START Records
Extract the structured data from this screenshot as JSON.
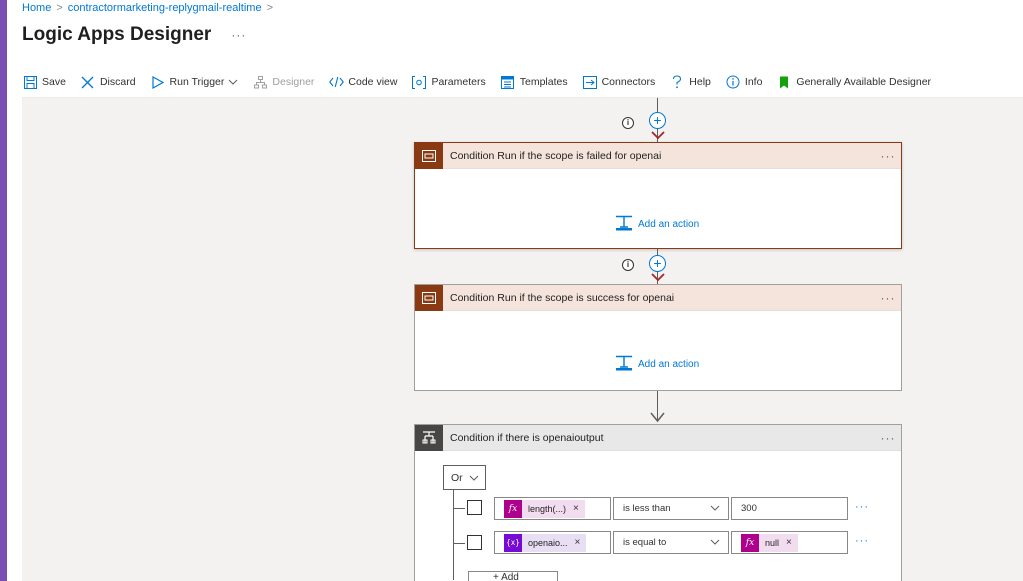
{
  "breadcrumb": {
    "home": "Home",
    "separator": ">",
    "workflow": "contractormarketing-replygmail-realtime"
  },
  "header": {
    "title": "Logic Apps Designer",
    "more": "···"
  },
  "toolbar": {
    "save": "Save",
    "discard": "Discard",
    "run_trigger": "Run Trigger",
    "designer": "Designer",
    "code_view": "Code view",
    "parameters": "Parameters",
    "templates": "Templates",
    "connectors": "Connectors",
    "help": "Help",
    "info": "Info",
    "generally_available": "Generally Available Designer"
  },
  "canvas": {
    "info_glyph": "i",
    "plus_glyph": "+",
    "card_more": "···",
    "cards": [
      {
        "title": "Condition Run if the scope is failed for openai",
        "add_action": "Add an action",
        "state": "selected"
      },
      {
        "title": "Condition Run if the scope is success for openai",
        "add_action": "Add an action"
      }
    ],
    "condition": {
      "title": "Condition if there is openaioutput",
      "group_operator": "Or",
      "row_more": "···",
      "rows": [
        {
          "left_token": "length(...)",
          "left_kind": "function",
          "left_icon": "fx",
          "operator": "is less than",
          "right_value": "300"
        },
        {
          "left_token": "openaio...",
          "left_kind": "variable",
          "left_icon": "{x}",
          "operator": "is equal to",
          "right_token": "null",
          "right_icon": "fx"
        }
      ],
      "add_label": "+ Add"
    }
  },
  "colors": {
    "accent": "#0078d4",
    "scope_header": "#f4e4dc",
    "scope_icon": "#8a3a12",
    "left_strip": "#7a4fb3"
  }
}
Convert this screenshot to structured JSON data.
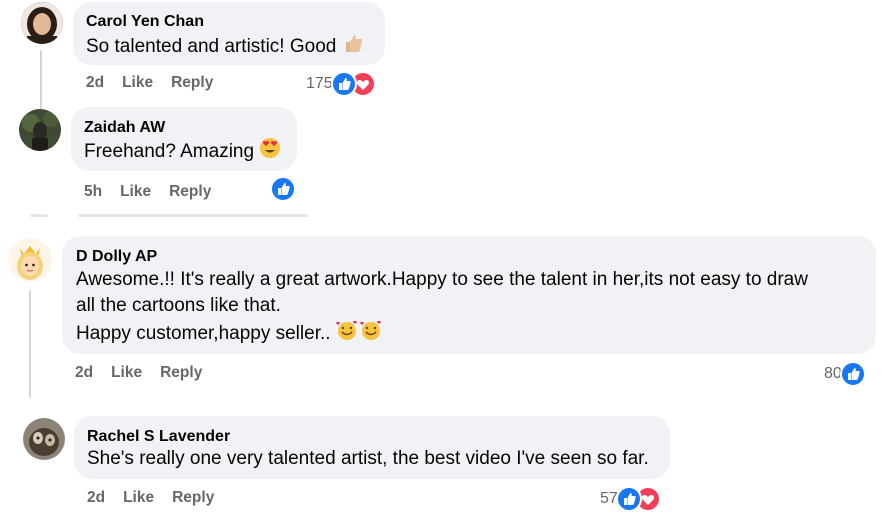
{
  "comments": [
    {
      "author": "Carol Yen Chan",
      "text": "So talented and artistic! Good",
      "time": "2d",
      "like_label": "Like",
      "reply_label": "Reply",
      "reaction_count": "175",
      "reactions": [
        "like-icon",
        "love-icon"
      ]
    },
    {
      "author": "Zaidah AW",
      "text": "Freehand? Amazing",
      "time": "5h",
      "like_label": "Like",
      "reply_label": "Reply",
      "reaction_count": "",
      "reactions": [
        "like-icon"
      ]
    },
    {
      "author": "D Dolly AP",
      "text_line1": "Awesome.!! It's really a great artwork.Happy to see the talent in her,its not easy to draw",
      "text_line2": "all the cartoons like that.",
      "text_line3": "Happy customer,happy seller..",
      "time": "2d",
      "like_label": "Like",
      "reply_label": "Reply",
      "reaction_count": "80",
      "reactions": [
        "like-icon"
      ]
    },
    {
      "author": "Rachel S Lavender",
      "text": "She's really one very talented artist, the best video I've seen so far.",
      "time": "2d",
      "like_label": "Like",
      "reply_label": "Reply",
      "reaction_count": "57",
      "reactions": [
        "like-icon",
        "love-icon"
      ]
    }
  ],
  "colors": {
    "bubble": "#f0f2f5",
    "like_blue": "#1877f2",
    "love_red": "#f33e58",
    "meta_gray": "#65676b"
  }
}
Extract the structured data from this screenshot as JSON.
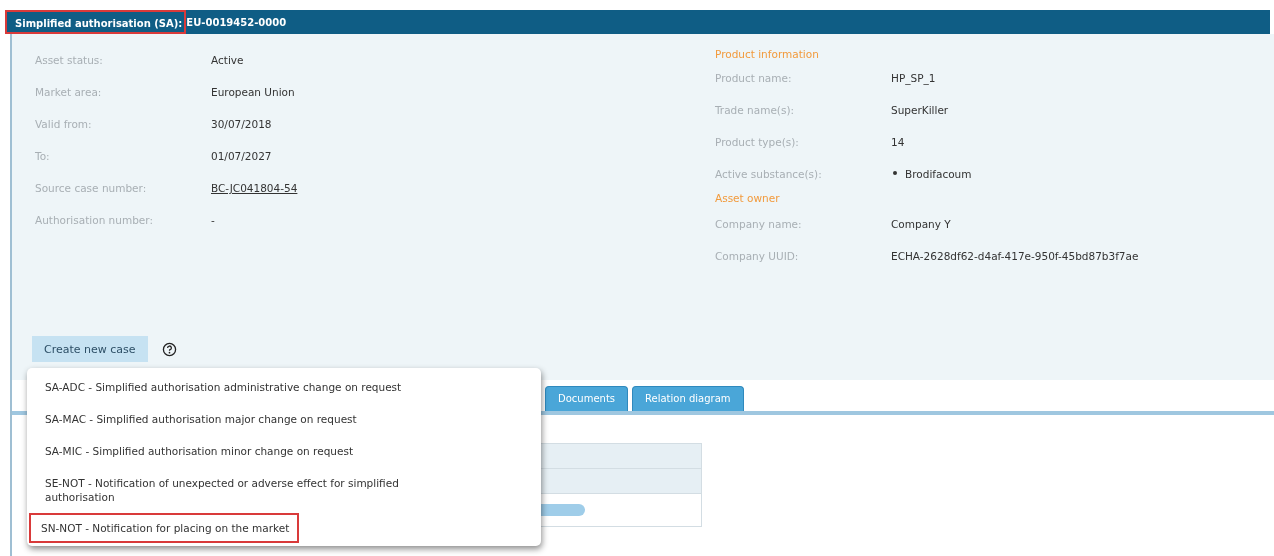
{
  "header": {
    "label": "Simplified authorisation (SA):",
    "label_highlighted": true,
    "value": "EU-0019452-0000"
  },
  "left_fields": [
    {
      "label": "Asset status:",
      "value": "Active",
      "kind": "text"
    },
    {
      "label": "Market area:",
      "value": "European Union",
      "kind": "text"
    },
    {
      "label": "Valid from:",
      "value": "30/07/2018",
      "kind": "text"
    },
    {
      "label": "To:",
      "value": "01/07/2027",
      "kind": "text"
    },
    {
      "label": "Source case number:",
      "value": "BC-JC041804-54",
      "kind": "link"
    },
    {
      "label": "Authorisation number:",
      "value": "-",
      "kind": "text"
    }
  ],
  "product_information": {
    "title": "Product information",
    "fields": [
      {
        "label": "Product name:",
        "value": "HP_SP_1",
        "kind": "text"
      },
      {
        "label": "Trade name(s):",
        "value": "SuperKiller",
        "kind": "text"
      },
      {
        "label": "Product type(s):",
        "value": "14",
        "kind": "text"
      },
      {
        "label": "Active substance(s):",
        "value": "Brodifacoum",
        "kind": "bullet"
      }
    ]
  },
  "asset_owner": {
    "title": "Asset owner",
    "fields": [
      {
        "label": "Company name:",
        "value": "Company Y",
        "kind": "text"
      },
      {
        "label": "Company UUID:",
        "value": "ECHA-2628df62-d4af-417e-950f-45bd87b3f7ae",
        "kind": "text"
      }
    ]
  },
  "create_button": {
    "label": "Create new case"
  },
  "case_menu": [
    {
      "label": "SA-ADC - Simplified authorisation administrative change on request",
      "highlighted": false
    },
    {
      "label": "SA-MAC - Simplified authorisation major change on request",
      "highlighted": false
    },
    {
      "label": "SA-MIC - Simplified authorisation minor change on request",
      "highlighted": false
    },
    {
      "label": "SE-NOT - Notification of unexpected or adverse effect for simplified authorisation",
      "highlighted": false
    },
    {
      "label": "SN-NOT - Notification for placing on the market",
      "highlighted": true
    }
  ],
  "tabs": [
    {
      "label": "Documents",
      "selected": false
    },
    {
      "label": "Relation diagram",
      "selected": false
    }
  ]
}
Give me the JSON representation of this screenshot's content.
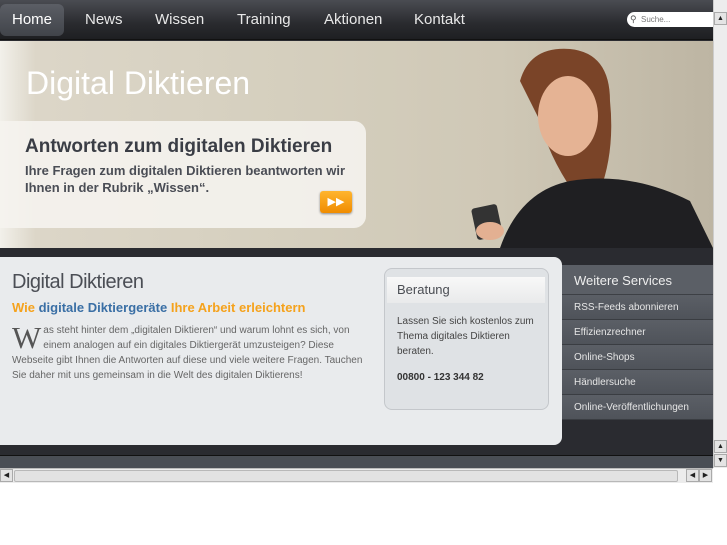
{
  "nav": {
    "items": [
      "Home",
      "News",
      "Wissen",
      "Training",
      "Aktionen",
      "Kontakt"
    ],
    "search_placeholder": "Suche..."
  },
  "banner": {
    "title": "Digital Diktieren",
    "teaser_heading": "Antworten zum digitalen Diktieren",
    "teaser_text": "Ihre Fragen zum digitalen Diktieren beantworten wir Ihnen in der Rubrik „Wissen“.",
    "button_icon": "fast-forward-icon"
  },
  "main": {
    "title": "Digital Diktieren",
    "subtitle_1": "Wie ",
    "subtitle_2": "digitale Diktiergeräte",
    "subtitle_3": " Ihre Arbeit erleichtern",
    "dropcap": "W",
    "body": "as steht hinter dem „digitalen Diktieren“ und warum lohnt es sich, von einem analogen auf ein digitales Diktiergerät umzusteigen? Diese Webseite gibt Ihnen die Antworten auf diese und viele weitere Fragen. Tauchen Sie daher mit uns gemeinsam in die Welt des digitalen Diktierens!"
  },
  "beratung": {
    "title": "Beratung",
    "text": "Lassen Sie sich kostenlos zum Thema digitales Diktieren beraten.",
    "phone": "00800 - 123 344 82"
  },
  "services": {
    "title": "Weitere Services",
    "items": [
      "RSS-Feeds abonnieren",
      "Effizienzrechner",
      "Online-Shops",
      "Händlersuche",
      "Online-Veröffentlichungen"
    ]
  },
  "colors": {
    "accent": "#f5a21c",
    "link": "#3a6fa5"
  }
}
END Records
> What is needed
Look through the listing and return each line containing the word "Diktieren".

> Answer space
    "title": "Digital Diktieren",
    "teaser_heading": "Antworten zum digitalen Diktieren",
    "teaser_text": "Ihre Fragen zum digitalen Diktieren beantworten wir Ihnen in der Rubrik „Wissen“.",
    "title": "Digital Diktieren",
    "body": "as steht hinter dem „digitalen Diktieren“ und warum lohnt es sich, von einem analogen auf ein digitales Diktiergerät umzusteigen? Diese Webseite gibt Ihnen die Antworten auf diese und viele weitere Fragen. Tauchen Sie daher mit uns gemeinsam in die Welt des digitalen Diktierens!"
    "text": "Lassen Sie sich kostenlos zum Thema digitales Diktieren beraten.",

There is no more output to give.